This week Congress was out of session so work in the office was a little slow. Since there were no hearings to attend, most of the staff members were either finishing up on some work before the 4th or were already on vacation.
So, we had a great time on Friday, sharing dinner with the SPS/Sigma Pi Sigma Executive Committee, and went to the Ronald Reagan Building to watch the Capitol Steps performance, which was the one chosen to be broadcasted for the 4th of July.
Last weekend was pretty quiet – I spent most of my time catching up on sleep and Doctor Who, and I also did some astronomy research (I’m still involved in quite a few projects from my undergraduate work).
Friday, Caleb and I went out to NIST, where I will be doing the other half of my internship. We met with Mary, my new mentor and talked about how we were going to incorporate the SOCK with the rest of the program.
Happy Fourth of July! It was so special to be in DC this week with all of the holiday festivities! The atmosphere in Foggy Bottom changed dramatically with the sudden influx of tourists, and it was fun to be able to give directions to people looking for the metro and the national mall.

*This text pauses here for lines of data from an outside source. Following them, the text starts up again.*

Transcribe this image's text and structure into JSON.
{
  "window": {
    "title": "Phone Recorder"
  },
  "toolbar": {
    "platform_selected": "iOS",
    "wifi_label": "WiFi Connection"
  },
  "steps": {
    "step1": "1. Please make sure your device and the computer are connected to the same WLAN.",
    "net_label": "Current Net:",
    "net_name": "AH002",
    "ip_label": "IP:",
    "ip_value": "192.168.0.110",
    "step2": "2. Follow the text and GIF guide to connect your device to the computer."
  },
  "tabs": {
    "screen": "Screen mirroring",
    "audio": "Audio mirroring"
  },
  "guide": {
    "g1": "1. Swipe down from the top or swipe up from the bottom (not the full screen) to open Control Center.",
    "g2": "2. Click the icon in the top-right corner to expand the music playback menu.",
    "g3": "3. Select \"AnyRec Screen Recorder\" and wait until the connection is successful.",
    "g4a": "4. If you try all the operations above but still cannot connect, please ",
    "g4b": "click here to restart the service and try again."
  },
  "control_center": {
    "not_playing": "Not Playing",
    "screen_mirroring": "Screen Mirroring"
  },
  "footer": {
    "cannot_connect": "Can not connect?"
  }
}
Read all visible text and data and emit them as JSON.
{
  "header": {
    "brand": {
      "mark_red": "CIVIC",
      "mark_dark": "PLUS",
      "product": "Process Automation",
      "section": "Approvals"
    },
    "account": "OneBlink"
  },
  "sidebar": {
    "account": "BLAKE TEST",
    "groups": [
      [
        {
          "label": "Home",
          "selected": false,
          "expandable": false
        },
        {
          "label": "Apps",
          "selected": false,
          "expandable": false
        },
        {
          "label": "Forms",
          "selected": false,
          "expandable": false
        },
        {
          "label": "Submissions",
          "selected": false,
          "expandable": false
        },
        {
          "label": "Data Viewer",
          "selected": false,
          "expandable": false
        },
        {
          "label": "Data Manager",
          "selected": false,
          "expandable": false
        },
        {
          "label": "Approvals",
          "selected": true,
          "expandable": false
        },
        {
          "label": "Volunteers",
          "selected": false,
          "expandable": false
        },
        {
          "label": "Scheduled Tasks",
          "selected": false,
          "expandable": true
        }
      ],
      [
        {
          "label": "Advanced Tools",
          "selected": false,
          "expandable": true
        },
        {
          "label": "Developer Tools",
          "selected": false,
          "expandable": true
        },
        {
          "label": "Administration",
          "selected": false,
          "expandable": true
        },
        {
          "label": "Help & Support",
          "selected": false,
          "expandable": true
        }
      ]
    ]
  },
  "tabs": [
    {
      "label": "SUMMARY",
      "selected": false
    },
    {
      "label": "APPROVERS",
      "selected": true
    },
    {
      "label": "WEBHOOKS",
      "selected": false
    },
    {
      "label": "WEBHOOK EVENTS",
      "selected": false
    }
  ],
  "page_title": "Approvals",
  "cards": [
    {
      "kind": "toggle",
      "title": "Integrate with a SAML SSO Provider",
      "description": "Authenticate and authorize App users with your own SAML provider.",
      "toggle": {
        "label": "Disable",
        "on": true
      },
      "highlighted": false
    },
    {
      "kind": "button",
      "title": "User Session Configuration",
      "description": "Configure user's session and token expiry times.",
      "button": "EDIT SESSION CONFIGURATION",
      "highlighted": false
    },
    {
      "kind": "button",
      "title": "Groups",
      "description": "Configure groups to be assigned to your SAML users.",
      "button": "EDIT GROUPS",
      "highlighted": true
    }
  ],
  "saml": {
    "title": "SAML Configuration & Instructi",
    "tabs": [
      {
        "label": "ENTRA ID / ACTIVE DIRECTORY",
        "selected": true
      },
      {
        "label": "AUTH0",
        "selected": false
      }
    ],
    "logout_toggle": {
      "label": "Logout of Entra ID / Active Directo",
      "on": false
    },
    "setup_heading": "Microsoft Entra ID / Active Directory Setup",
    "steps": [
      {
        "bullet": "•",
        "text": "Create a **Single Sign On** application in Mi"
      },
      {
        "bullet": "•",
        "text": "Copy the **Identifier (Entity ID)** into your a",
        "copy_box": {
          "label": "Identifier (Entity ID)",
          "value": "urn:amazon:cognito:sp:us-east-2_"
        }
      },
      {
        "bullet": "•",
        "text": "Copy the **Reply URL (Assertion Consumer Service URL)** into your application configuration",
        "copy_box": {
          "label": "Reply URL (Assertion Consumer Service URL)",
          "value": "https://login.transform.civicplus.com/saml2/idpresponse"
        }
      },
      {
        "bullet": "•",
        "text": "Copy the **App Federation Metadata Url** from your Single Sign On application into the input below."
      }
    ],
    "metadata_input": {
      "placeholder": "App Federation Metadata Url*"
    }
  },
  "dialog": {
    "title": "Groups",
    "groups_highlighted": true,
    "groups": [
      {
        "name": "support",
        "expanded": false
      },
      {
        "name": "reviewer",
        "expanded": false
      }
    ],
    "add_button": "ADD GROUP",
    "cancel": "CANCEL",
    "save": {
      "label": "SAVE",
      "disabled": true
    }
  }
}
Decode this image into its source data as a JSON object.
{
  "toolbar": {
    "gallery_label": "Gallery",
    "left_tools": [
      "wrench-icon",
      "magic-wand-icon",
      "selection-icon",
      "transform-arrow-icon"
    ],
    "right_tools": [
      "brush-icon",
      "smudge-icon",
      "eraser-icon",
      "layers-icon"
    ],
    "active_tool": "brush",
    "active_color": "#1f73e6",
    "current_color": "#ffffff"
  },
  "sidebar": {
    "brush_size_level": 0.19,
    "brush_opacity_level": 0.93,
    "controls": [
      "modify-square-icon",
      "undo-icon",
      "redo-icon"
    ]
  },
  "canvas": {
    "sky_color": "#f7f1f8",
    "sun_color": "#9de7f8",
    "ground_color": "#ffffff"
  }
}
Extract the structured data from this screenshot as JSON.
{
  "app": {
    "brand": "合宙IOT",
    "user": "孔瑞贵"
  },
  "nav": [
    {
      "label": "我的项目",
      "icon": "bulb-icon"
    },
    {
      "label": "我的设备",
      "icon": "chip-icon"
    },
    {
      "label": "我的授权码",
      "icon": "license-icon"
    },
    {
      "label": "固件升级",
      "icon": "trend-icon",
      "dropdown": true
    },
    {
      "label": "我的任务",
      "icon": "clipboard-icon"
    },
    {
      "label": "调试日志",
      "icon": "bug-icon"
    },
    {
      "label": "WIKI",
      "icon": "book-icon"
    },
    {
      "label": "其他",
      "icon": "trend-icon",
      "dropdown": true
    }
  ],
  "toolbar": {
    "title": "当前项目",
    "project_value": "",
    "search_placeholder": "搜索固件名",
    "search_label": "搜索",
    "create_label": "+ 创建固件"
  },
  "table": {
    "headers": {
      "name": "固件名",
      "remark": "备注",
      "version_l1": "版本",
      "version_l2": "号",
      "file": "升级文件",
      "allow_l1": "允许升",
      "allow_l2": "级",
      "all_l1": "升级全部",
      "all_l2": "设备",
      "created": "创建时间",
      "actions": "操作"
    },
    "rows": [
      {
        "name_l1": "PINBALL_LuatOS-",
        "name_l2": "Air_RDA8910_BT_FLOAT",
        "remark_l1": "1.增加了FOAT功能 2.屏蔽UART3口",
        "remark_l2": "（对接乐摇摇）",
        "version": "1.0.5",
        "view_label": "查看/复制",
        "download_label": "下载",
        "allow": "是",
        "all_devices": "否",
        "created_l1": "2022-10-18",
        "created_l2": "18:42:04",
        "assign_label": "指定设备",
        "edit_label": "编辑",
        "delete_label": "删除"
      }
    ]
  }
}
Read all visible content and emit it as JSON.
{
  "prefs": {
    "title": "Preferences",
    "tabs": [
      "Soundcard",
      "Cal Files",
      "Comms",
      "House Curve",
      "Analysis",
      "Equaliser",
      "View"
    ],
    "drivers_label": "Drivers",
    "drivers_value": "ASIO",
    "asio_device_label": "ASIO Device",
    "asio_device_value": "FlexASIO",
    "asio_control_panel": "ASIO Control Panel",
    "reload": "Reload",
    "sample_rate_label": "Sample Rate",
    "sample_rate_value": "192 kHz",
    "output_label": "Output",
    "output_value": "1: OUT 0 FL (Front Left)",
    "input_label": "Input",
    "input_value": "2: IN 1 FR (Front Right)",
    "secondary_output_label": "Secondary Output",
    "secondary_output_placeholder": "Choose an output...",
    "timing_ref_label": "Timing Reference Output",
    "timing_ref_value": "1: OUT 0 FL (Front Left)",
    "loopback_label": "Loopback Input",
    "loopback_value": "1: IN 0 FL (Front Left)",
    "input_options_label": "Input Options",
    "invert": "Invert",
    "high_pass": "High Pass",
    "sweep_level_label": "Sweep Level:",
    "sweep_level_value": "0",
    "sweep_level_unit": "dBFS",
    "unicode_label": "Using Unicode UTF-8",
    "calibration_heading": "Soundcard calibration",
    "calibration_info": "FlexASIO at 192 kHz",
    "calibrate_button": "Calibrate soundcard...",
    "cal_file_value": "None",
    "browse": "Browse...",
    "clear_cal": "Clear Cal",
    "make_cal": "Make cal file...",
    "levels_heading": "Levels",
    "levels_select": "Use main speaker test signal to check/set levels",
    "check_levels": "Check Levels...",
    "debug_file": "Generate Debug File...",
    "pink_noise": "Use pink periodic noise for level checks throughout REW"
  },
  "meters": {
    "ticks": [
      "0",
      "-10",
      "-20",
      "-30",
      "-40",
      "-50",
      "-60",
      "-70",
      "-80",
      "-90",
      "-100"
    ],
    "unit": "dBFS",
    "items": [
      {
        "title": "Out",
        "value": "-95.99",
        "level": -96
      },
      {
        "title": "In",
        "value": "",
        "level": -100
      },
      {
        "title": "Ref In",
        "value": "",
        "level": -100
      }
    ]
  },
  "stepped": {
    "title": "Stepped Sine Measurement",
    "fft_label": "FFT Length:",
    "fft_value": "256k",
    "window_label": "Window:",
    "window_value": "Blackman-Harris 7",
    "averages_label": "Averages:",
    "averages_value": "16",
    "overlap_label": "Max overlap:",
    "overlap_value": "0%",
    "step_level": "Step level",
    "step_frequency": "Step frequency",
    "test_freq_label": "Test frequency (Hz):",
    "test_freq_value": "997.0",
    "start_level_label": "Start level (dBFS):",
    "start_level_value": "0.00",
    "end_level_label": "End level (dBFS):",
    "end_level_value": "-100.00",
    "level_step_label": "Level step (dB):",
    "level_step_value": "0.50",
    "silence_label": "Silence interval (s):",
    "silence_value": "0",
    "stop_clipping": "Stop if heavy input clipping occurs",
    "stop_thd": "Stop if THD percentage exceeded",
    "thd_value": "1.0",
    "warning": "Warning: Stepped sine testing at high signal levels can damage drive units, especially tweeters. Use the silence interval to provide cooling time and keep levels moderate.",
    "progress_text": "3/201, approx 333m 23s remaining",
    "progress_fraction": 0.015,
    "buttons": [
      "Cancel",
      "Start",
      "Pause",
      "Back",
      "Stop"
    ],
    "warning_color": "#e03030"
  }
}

This last week was a fantastic week to be in our nation’s capitol. I started out the week working with Tom, one of the Ph.D. group members. Our collaborator from the Netherlands, Nicola, had been working on a program to help us model a few different portions of the system that we’re studying.